PULLMAN, Wash. – WSU Pullman is hosting the Indigenous Education Institute June 19-23.
The inaugural institute is part of the Ti’tooqan Cuukweneewit project, which received a $400,000 grant from the U.S. Department of Education Office of Indian Education (OIE). The purpose of the grant, in collaboration with area Indigenous nations, education departments, language immersion nests and public school districts, is to support the recruitment and hiring of native teachers and school administrators, as well as provide training for those in professions that serve American Indians, Alaska Natives and Native Hawaiians.
Each day of the institute provides a unique focus on indigenous education and indigenous ways of knowing (epistemology, pedagogy, ontology and axiology), meant to enhance and support participants’ respective preparation programs.
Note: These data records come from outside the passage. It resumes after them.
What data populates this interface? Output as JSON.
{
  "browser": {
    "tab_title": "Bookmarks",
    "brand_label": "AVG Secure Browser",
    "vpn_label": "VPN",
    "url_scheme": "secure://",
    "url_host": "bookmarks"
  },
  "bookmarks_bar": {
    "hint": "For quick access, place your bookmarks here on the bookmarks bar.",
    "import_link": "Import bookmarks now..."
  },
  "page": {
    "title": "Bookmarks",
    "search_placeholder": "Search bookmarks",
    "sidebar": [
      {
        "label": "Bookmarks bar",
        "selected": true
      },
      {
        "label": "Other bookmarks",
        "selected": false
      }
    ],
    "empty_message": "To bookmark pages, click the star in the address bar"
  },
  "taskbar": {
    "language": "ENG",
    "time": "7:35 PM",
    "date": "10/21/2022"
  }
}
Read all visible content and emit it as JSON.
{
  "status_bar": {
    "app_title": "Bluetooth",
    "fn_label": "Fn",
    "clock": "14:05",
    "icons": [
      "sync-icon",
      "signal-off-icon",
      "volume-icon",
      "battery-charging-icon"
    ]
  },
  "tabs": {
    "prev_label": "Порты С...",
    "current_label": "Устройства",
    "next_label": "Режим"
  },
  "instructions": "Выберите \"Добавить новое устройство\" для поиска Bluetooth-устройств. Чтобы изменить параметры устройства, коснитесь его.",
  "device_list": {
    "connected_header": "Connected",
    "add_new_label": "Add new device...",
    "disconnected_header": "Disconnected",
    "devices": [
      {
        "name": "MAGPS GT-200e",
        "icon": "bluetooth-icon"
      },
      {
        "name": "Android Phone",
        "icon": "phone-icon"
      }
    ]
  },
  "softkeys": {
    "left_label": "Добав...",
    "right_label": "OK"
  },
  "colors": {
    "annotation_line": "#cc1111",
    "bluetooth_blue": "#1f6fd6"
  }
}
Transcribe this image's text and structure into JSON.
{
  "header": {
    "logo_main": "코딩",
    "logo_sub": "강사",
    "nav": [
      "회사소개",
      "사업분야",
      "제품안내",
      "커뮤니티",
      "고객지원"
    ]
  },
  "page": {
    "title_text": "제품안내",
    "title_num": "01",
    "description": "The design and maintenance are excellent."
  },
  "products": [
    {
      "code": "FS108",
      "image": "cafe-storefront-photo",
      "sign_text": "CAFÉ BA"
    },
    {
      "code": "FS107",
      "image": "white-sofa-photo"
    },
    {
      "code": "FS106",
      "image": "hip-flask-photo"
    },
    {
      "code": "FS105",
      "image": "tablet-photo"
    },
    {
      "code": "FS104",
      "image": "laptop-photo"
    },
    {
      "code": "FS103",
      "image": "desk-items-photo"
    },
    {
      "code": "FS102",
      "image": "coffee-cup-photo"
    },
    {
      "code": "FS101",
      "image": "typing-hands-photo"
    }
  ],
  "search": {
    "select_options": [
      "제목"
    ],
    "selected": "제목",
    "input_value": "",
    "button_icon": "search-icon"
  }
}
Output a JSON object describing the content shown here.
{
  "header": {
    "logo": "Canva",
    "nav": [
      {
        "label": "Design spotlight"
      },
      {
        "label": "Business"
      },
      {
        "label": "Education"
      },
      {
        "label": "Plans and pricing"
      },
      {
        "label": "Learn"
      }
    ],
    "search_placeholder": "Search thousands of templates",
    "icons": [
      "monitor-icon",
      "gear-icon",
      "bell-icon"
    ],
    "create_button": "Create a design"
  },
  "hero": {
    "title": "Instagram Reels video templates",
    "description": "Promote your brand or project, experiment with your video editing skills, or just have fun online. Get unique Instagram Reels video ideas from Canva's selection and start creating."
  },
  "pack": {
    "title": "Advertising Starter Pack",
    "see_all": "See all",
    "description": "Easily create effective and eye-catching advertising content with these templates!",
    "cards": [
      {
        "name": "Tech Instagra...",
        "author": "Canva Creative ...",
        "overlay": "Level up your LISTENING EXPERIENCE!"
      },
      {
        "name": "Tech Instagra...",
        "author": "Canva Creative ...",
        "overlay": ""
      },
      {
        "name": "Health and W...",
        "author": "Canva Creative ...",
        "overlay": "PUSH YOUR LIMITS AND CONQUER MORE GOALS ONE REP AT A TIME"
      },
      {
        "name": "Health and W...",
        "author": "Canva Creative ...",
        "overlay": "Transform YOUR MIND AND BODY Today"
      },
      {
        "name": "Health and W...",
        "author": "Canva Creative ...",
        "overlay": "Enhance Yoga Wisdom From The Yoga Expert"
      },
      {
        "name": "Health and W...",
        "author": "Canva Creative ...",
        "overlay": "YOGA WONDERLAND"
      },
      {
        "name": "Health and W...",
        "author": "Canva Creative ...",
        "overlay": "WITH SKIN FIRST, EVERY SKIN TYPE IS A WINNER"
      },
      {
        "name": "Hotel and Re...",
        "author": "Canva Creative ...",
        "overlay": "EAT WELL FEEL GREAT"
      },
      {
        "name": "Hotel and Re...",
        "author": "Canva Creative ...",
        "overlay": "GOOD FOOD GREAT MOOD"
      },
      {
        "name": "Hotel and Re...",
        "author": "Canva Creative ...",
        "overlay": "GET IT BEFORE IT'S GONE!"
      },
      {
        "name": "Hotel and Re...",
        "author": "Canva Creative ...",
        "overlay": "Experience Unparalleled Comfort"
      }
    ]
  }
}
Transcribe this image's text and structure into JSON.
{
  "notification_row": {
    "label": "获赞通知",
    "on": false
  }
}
Project director Renee Holt (Diné/Nimiipuu) said the institute is a critical component that creates relationships between tribal nations that signed a WSU Memorandum of Understanding. The Titooqan Cuukweneewit preparation program is inaugural in that it has been created exclusively for Indigenous educators serving their tribal communities.
“Indigenous researchers have proven that indigenous communities know best how to identify challenges and opportunities for teachers and education administrators from their home communities,” Holt said. “Through the inaugural institute this week, as well as the overall grant, we will be working to ensure these individuals receive the mentoring, financial support, and opportunities using culturally sustaining pedagogies.”
Holt is directing the Ti’tooqan Cuukweneewit project through WSU’s Clearinghouse on Native Teaching and Learning.
Media Contact: Renee Holt, director, Clearninghouse on Native Teaching & Learning, 509-335-3478, email@example.com